GlobalCell has decided to take its proposition beyond what is already in the market. The reason for this is because MD Rochus Schreiber knows that it will never be able to offer the cheapest international calls. He says: ‘You have internet calls such as Skype, which are free. Everybody has a low-cost offer and so do we, but we are different because we also focus on value-added services. We are more targeted at the experience and information that our customers need.’
Beyond telephony, GlobalCell offers its customers other services that are useful to new entrants to the country. He adds: ‘You can ask [our customer service] anything, even if it is how can I order a cold beer in English or how do I top-up? It’s like a free concierge service.’
The company is also adding new services like a flat finder and job finder function to its mobile offering. Currently all services are delivered over voice and SMS, but data services will be added soon, Schreiber reveals.
The operator perspective
Although there is overlap in the part of the population that operators and these MVNOs go after, MVNOs are often better at reaching certain parts of the population than networks are. When striking MVNO deals, operators feel that these will give them better revenue opportunities than going after the segment themselves.
Marc Overton, Orange’s vice president of new business, wholesale and strategy, says: ‘We believe that MVNOs can complement Orange by extending our reach to broader segments of the market.
‘MVNOs targeted at ethnic or niche communities tend to have greater access to these communities in terms of their knowledge of the segment, buying behaviours and distribution channels. This enables us to focus on our wider marketing strategy, which covers a broader, mass-market audience.’
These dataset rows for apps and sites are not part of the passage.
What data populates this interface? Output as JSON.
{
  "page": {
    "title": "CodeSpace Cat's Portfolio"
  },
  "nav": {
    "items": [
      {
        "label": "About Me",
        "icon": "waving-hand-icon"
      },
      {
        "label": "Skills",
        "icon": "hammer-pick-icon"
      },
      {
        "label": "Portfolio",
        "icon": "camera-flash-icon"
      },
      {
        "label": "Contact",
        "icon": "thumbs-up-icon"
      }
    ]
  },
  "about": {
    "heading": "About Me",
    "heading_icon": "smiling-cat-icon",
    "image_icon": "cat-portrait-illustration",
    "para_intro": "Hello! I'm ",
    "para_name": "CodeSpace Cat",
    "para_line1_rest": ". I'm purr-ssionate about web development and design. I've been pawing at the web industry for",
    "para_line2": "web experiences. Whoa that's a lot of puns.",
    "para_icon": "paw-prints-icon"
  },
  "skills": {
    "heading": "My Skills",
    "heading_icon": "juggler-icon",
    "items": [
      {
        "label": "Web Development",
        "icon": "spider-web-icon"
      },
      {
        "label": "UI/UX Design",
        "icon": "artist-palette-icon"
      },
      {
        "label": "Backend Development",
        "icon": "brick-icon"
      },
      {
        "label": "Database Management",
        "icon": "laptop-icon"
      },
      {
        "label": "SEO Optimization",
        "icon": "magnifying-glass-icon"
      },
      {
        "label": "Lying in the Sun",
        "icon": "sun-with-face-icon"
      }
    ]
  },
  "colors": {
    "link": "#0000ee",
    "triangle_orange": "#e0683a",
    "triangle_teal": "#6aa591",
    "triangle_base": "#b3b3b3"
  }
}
These companies are also able to give more tailored services to customers than operators with a hugely varied customer base could.
Overton adds: ‘MVNOs can therefore focus on developing niche services such as customer services in native languages and specific international calling packages, while the operator focuses on its network and other business priorities.’
From the consumer point of view, the increasing competition in the market for international calling is positive as it brings more choice and lower prices. But the increasing competition will determine which of the ethnic MVNOs' business model has longevity.
The rise and fall of MVNOs
Virtual operators have been joining the market in increasing numbers recently. A similar situation took place a few years ago and, despite a few success stories like Tesco Mobile, a significant number failed, such as easyMobile and Disney Mobile.
Now it seems the cycle has started again and more and more MVNOs are being launched.
‘MVNOs come in fashion and go out. There will be more MVNOs in the next few years, but after that there will probably be some consolidation. A few will thrive but some will go out of business,’ Collins says.
What determines the success of the MVNOs is their distribution reach and, most importantly, the credibility of their brand, adds Collins.
In the immigrant niche, it remains to be seen which of these MVNOs have a sustainable